Considering the epidemic rates of obesity, diabetes, etc., celebrity chefs have an opportunity to compassionately be part of the solution instead of part of the problem. For a look at some of the most popular chef shows check out Best and Worst Health Messages From TV Chefs http://www.everydayhealth.com/diet-and-nutrition-pictures/best-and-worst-health-messages-from-tv-chefs.aspx#/slide-1. While the article does give credit for “healthy helping” unfortunately, like we explored in a previous post (Giving Our Lifestyle Power Away To Celebrities) (http://wp.me/pUi2y-84) a lot of what this new link shows us is indeed a “recipe for disaster”.

Jamie's Food Revolution!

Into this mixed up American food culture strides Jamie Oliver, a Britt who is doing his best to start a “food revolution” in our country. http://www.jamieoliver.com

Oliver took his newfound fame as a TV celebrity and immediately started leveraging it for good. He established a not-for-profit restaurant in Britain to employ and train disadvantaged youth. He has since gone on to explore how we can improve America’s school food programs, and created fascinating videos that show us the scary side of industrialized food products (http://www.youtube.com/watch?v=wshlnRWnf30).

A big part of his work has been promoting cooking education that stresses cooking fresh healthy meals at home. Last year he went to the identified least-healthy state in the union and dove right in to the food culture of Huntington, West Virginia. With remarkable empathy and sensitivity he showed the effects of diet on health and the tragic health consequences it can cause in families and communities. All of this and he still comes off passionate but not preachy, entertaining and simply delightful.

Jamie’s Ambition is to mobilize the huge response (630,000 in the US) to the Food Revolution so far and turn it into a movement for change in which America leads the world. Hopefully it will bring together millions of people and inspire the nation to fight obesity with better food. At its heart is a powerful strategy to get people cooking again, improve food labeling (and corporate honesty), increase public awareness of industrialized food, and shift school breakfast and lunch programs from part of the problem to part of the solution.

As you work with people to help them improve their lifestyle, whether as a wellness professional, a parent or simply a concerned citizen, ask about the food culture they live in. Ask about the food shows they may watch on TV. Behavioral scientists are quick to tell us about the suggestive effect of what we watch on the tube and are even saying that such shows may be stimulating us to eat, eat more often, eat too much and make self-defeating dietary choices.

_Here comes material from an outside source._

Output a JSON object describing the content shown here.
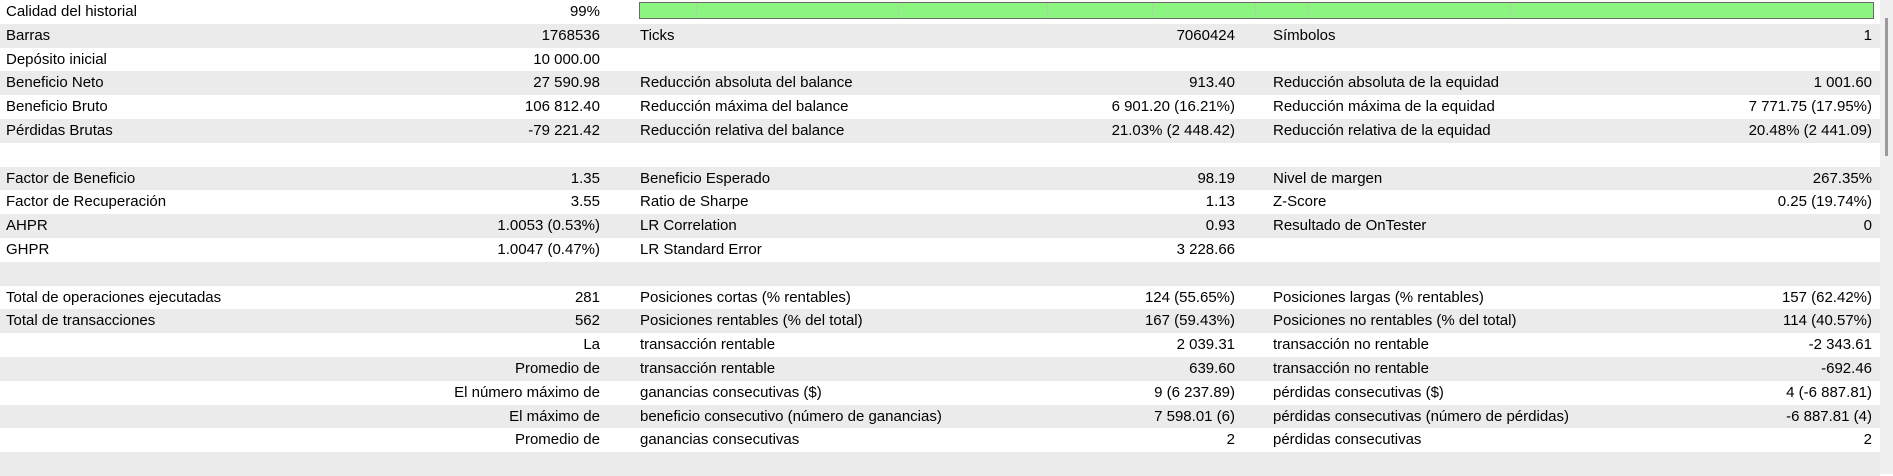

Recipes downloaded from television cooking shows unfortunately trend towards the most unhealthy end of the spectrum. If your clients, family or friends are eating following the lead of programs that feature eating contests, gluttony and ridiculous quantities of fatty red meats it may be no wonder their attempts to be healthy seldom are successful.

Gourmet can mean "healthy" too!

While many celebrity chefs pad their ratings with shock-effect levels of grease, sugar and other illness inducing ingredients, there are also folks on “the tube” helping us be well. Let’s tune into chefs making a positive difference and encourage others to do the same. There are cuisines (Mediterranean and Asian especially) where, if we watch the frequency of the items with more fat, sugar and salt, certain recipes are tremendously healthy. We can even select recipes fresh off the grill that are very healthy. Shows that really help us learn about the anthropology of food, the connections to culture and geography expand our awareness of this diverse world we live in and enrich our sense of connectedness.

We may not expect a rush of celebrity chefs to follow Jamie’s lead, but if we watch their shows with an eye for separating the “wheat from the chaff” we can find healthier ways of eating. Living well is all about conscious choice.